I'll give some thought to the theology side and post again.

Dave said...

Extremely Loud and Incredibly Close is about 9/11, right? I know there's a strange "flip-book" at the end of a body falling up from the World Trade Center - like the author is trying to make time go backwards or something? I like Foer's writing though he does lean a bit heavily on the "youthful prodigy" gimmickiness that characterizes some of the work like other wunderkinds like Douglas Coupland, Dave Eggers, etc.

I can relate to that youthful zeal to do something bizarre, clever and innovative, even if it's just for its own sake at times. I can see myself doing the same thing if I had ever gotten my stuff together enough to write a novel in my mid-20's...

Rick said...

Julie, a book that I have fallen in love with is Michael Casey's , "Fully human, Fully Divine". He is a Cistercian Monk/Mystic from Austrailia. It is very Christocentric and for me, he touches places within that are "real".

Chuck said...

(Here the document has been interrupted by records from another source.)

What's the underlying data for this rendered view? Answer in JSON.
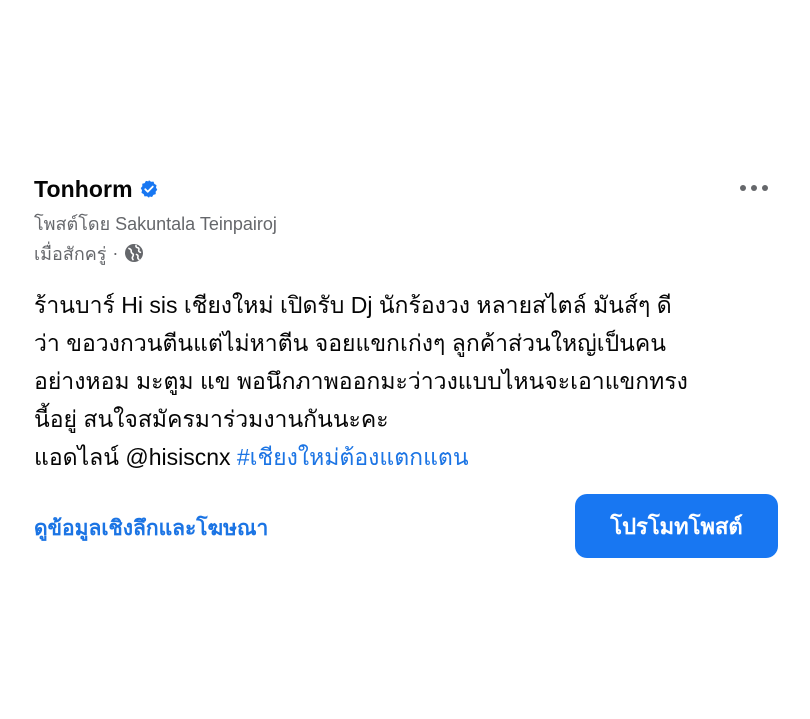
{
  "post": {
    "page_name": "Tonhorm",
    "byline": "โพสต์โดย Sakuntala Teinpairoj",
    "timestamp": "เมื่อสักครู่",
    "separator": "·",
    "body_lines": [
      "ร้านบาร์ Hi sis เชียงใหม่ เปิดรับ Dj  นักร้องวง หลายสไตล์ มันส์ๆ ดี",
      "ว่า  ขอวงกวนตีนแต่ไม่หาตีน จอยแขกเก่งๆ ลูกค้าส่วนใหญ่เป็นคน",
      "อย่างหอม มะตูม แข พอนึกภาพออกมะว่าวงแบบไหนจะเอาแขกทรง",
      "นี้อยู่ สนใจสมัครมาร่วมงานกันนะคะ"
    ],
    "contact_prefix": "แอดไลน์ @hisiscnx ",
    "hashtag": "#เชียงใหม่ต้องแตกแตน"
  },
  "footer": {
    "insights_label": "ดูข้อมูลเชิงลึกและโฆษณา",
    "promote_label": "โปรโมทโพสต์"
  },
  "icons": {
    "verified": "verified-badge-icon",
    "privacy": "globe-icon",
    "more": "more-horizontal-icon"
  },
  "colors": {
    "accent": "#1877f2",
    "link": "#1b74e4",
    "secondary_text": "#65676b",
    "primary_text": "#050505"
  }
}
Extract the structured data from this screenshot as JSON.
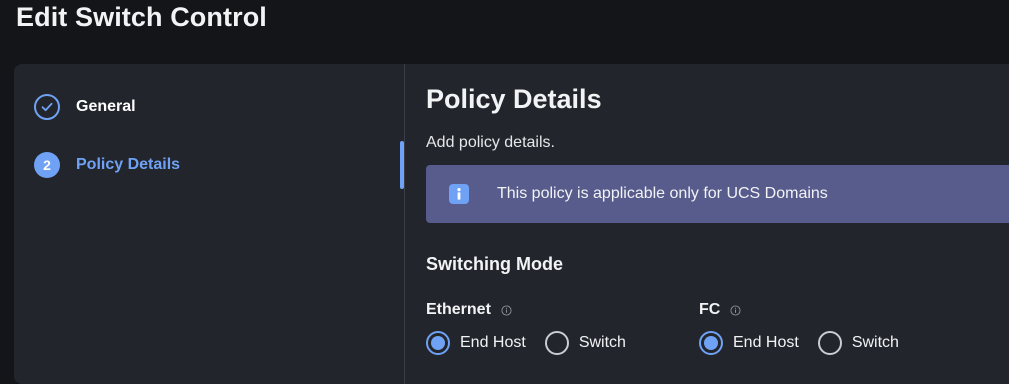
{
  "page": {
    "title": "Edit Switch Control"
  },
  "wizard": {
    "steps": [
      {
        "number": "1",
        "label": "General",
        "status": "completed",
        "icon": "check-icon"
      },
      {
        "number": "2",
        "label": "Policy Details",
        "status": "current"
      }
    ]
  },
  "content": {
    "title": "Policy Details",
    "subtitle": "Add policy details.",
    "info_banner": {
      "icon": "info-icon",
      "text": "This policy is applicable only for UCS Domains"
    },
    "section_title": "Switching Mode",
    "fields": [
      {
        "label": "Ethernet",
        "help_icon": "help-icon",
        "options": [
          "End Host",
          "Switch"
        ],
        "selected": "End Host"
      },
      {
        "label": "FC",
        "help_icon": "help-icon",
        "options": [
          "End Host",
          "Switch"
        ],
        "selected": "End Host"
      }
    ]
  },
  "colors": {
    "background": "#141518",
    "panel": "#22252b",
    "accent": "#6fa2f5",
    "banner": "#575c8c"
  }
}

Dave, you are correct about the subject matter for "Extremely Loud...". The book is mostly a first-person narrative from the perspective of an 11 year-old misfit prodigy who lost his father in the World Trade Center attack. I would recommend reading it rather than listening to it, due to the "format". I just happened upon it via my local library's facility for downloading audiobooks to my iPod - helps pass the long drive to work.

julieunplugged said...

I'm so excited to ahve new titles to look up and fiction too. Another thing - you're all guys. :) I typically get recommendations from my women friends so I'm anxious to see what it's like reading through my male friends' reading lists. Thanks boys!

Julie

Matt said...
This comment has been removed by a blog administrator.
Matt said...

Sorry -- don't know what happened. Here is my original post that was deleted (my crazy computer!!).

Right now I'm reading three or four different things (which I tend to do a lot). I'm finishing up James Tabor's "The Jesus Dynasty," which is pretty interesting. I'm also in the early stages of N.T. Wright's "The New Testament and the People of God," a book about the relationship between Jesus and James entitled "Just James," and a collection of sermons by Paul Tillich. I have to have several things going at once!!

jim said...

I read "The Kite Runner" last summer. I'd highly recommend it. Its about the story of two young boys who grow up in Afganhistan. Good tale of redemption in surprising ways. (I think I may have written up a review on it, but it maybe on my old blog.

I'm also hoping to eventually get around to "Gilead" My wife's already read it and I've been carrying it around in my book bag for a while now. I have to read that being a Pastor here in Iowa!

Meredith said...

I ditto Jim, The Kite Runner is a very good read. Excellent depth of character, and full of surprising feelings that come up through them. Through this book I gained a better understanding of what life has been like in Afganistan and the effects of a truly male dominated society.